[Items from a dataset]
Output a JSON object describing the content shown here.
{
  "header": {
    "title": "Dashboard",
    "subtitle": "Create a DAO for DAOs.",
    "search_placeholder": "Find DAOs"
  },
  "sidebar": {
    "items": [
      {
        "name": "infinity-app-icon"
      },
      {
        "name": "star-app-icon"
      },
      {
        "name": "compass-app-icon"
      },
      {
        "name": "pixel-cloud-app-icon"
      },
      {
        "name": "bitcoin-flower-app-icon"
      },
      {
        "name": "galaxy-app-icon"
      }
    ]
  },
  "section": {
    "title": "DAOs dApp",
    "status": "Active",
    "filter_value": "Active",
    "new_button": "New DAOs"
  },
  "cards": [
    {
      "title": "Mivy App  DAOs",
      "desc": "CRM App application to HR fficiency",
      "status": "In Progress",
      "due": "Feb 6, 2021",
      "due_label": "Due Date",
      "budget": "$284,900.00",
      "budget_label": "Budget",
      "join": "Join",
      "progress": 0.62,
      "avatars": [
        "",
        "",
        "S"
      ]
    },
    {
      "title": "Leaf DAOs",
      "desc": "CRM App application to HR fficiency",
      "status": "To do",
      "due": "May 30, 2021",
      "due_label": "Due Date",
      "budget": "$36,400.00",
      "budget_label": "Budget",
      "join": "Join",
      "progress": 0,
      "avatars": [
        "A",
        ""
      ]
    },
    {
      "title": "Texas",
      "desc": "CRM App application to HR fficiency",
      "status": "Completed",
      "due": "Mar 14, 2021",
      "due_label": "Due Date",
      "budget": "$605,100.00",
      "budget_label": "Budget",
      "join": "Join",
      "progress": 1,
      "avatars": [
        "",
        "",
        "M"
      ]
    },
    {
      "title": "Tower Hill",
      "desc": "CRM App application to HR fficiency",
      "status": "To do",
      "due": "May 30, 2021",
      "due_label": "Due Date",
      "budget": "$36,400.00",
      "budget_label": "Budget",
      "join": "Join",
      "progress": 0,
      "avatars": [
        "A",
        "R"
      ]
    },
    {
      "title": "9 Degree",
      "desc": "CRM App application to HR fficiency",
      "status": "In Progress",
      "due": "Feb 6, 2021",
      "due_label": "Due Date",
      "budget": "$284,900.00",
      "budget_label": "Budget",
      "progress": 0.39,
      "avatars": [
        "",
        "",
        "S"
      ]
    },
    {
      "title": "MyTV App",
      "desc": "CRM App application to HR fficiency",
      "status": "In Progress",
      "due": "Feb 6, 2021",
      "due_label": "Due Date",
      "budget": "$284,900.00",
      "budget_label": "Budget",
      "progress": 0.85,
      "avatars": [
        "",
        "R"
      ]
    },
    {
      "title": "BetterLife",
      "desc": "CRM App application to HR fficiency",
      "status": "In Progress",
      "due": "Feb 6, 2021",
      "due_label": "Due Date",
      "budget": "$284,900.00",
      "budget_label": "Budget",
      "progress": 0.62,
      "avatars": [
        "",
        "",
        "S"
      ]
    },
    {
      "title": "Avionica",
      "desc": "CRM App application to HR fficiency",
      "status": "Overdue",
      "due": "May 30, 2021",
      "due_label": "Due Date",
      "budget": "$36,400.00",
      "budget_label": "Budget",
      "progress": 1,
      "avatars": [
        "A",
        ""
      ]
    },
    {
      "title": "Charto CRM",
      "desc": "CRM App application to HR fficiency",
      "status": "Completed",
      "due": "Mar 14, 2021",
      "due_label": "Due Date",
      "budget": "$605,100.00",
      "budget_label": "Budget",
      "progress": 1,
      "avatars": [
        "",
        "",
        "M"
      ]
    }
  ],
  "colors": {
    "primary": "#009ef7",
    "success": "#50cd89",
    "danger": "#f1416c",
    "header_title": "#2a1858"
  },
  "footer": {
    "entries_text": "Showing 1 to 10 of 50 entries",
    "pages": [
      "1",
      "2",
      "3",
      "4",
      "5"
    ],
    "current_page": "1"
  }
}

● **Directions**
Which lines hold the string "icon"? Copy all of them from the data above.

● **Task solution**
        "name": "infinity-app-icon"
        "name": "star-app-icon"
        "name": "compass-app-icon"
        "name": "pixel-cloud-app-icon"
        "name": "bitcoin-flower-app-icon"
        "name": "galaxy-app-icon"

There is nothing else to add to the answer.